> [SUPPLIED DATA]
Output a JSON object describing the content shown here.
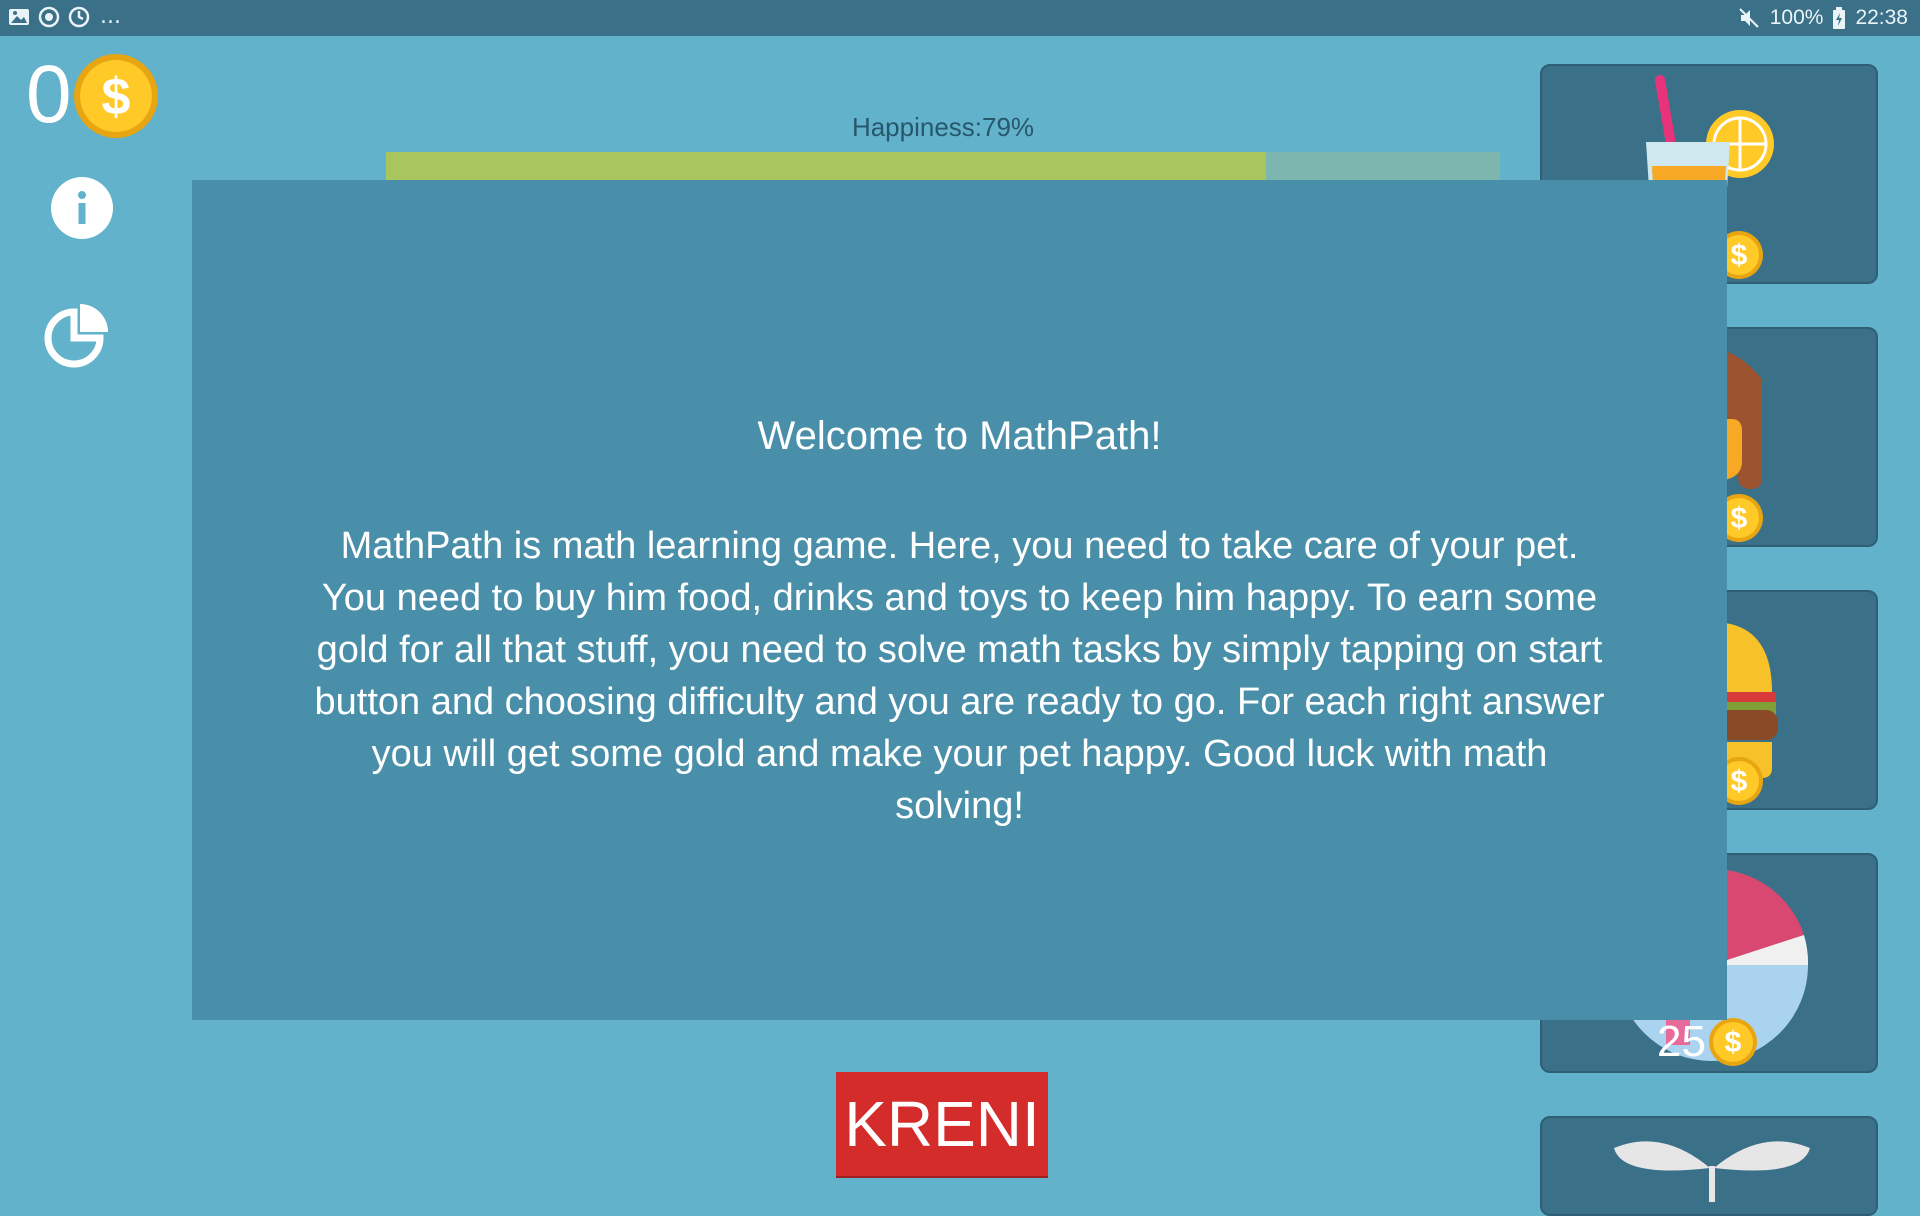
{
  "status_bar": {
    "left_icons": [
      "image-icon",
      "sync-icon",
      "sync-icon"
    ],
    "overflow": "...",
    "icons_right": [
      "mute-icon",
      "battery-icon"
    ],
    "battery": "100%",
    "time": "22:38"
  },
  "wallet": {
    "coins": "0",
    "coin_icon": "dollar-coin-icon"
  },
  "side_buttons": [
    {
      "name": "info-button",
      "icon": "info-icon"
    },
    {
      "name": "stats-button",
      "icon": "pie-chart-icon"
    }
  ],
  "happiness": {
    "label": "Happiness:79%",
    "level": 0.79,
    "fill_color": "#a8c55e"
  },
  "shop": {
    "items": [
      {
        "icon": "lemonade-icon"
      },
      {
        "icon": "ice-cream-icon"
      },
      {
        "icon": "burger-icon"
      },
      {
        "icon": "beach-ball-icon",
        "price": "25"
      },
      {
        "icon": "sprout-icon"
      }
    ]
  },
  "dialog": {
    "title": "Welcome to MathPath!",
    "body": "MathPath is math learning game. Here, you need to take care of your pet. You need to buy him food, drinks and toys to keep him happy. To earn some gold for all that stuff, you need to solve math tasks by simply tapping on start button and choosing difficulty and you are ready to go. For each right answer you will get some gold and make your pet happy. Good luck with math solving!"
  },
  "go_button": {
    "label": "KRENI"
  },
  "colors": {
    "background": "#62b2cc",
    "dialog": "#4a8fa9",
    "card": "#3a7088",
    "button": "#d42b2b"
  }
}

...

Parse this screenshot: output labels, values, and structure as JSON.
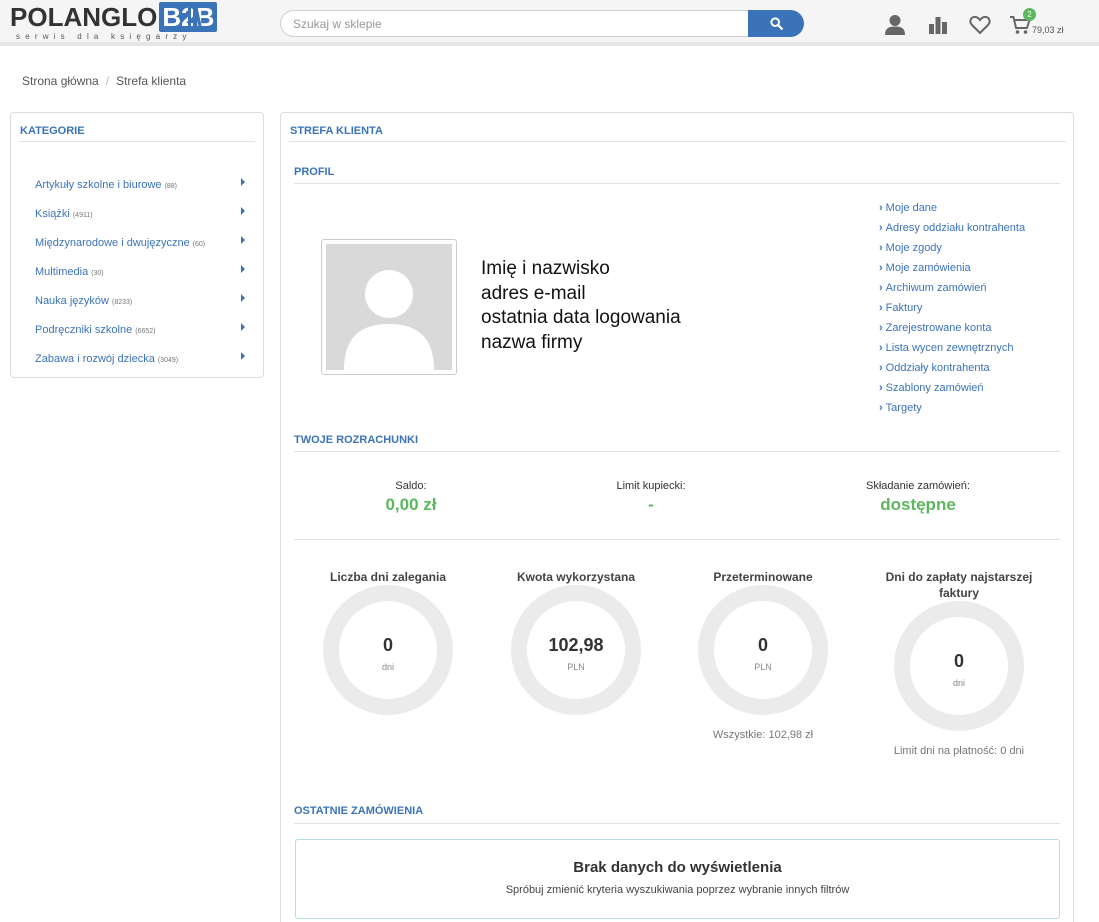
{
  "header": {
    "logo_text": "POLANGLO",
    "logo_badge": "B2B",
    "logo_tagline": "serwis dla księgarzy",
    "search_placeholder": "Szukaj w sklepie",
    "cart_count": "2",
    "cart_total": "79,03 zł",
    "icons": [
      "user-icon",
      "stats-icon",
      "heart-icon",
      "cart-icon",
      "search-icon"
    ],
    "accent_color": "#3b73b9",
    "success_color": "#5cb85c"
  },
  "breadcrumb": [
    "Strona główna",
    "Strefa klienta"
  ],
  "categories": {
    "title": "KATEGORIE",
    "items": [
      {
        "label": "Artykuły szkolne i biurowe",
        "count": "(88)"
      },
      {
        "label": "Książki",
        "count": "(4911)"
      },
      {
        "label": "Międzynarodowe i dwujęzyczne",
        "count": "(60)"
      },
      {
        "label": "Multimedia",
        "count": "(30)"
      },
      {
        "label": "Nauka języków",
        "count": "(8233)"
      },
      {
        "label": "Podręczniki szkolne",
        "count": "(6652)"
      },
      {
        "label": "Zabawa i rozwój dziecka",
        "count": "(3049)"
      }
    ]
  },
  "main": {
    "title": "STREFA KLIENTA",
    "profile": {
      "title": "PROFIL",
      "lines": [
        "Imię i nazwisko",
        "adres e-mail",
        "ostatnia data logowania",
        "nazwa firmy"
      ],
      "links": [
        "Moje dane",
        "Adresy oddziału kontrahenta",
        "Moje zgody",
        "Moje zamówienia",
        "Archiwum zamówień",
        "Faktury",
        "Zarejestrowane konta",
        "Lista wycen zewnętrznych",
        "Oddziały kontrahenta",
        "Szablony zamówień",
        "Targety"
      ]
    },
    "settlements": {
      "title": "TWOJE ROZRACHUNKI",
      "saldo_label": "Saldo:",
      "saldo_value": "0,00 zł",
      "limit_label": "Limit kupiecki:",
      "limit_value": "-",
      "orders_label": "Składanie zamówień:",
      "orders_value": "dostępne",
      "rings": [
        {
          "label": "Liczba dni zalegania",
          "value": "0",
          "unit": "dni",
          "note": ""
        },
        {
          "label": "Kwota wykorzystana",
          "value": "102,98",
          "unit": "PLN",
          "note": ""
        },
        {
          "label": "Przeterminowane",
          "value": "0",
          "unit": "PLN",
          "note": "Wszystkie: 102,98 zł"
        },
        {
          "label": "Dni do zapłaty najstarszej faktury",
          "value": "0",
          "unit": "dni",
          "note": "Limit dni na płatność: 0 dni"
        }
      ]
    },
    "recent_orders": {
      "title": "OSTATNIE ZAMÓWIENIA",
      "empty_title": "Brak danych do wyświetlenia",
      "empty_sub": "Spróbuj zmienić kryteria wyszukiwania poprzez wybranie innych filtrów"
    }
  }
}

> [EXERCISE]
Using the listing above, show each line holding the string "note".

> [ANSWER TO THIS TASK]
          "note": ""
          "note": ""
          "note": "Wszystkie: 102,98 zł"
          "note": "Limit dni na płatność: 0 dni"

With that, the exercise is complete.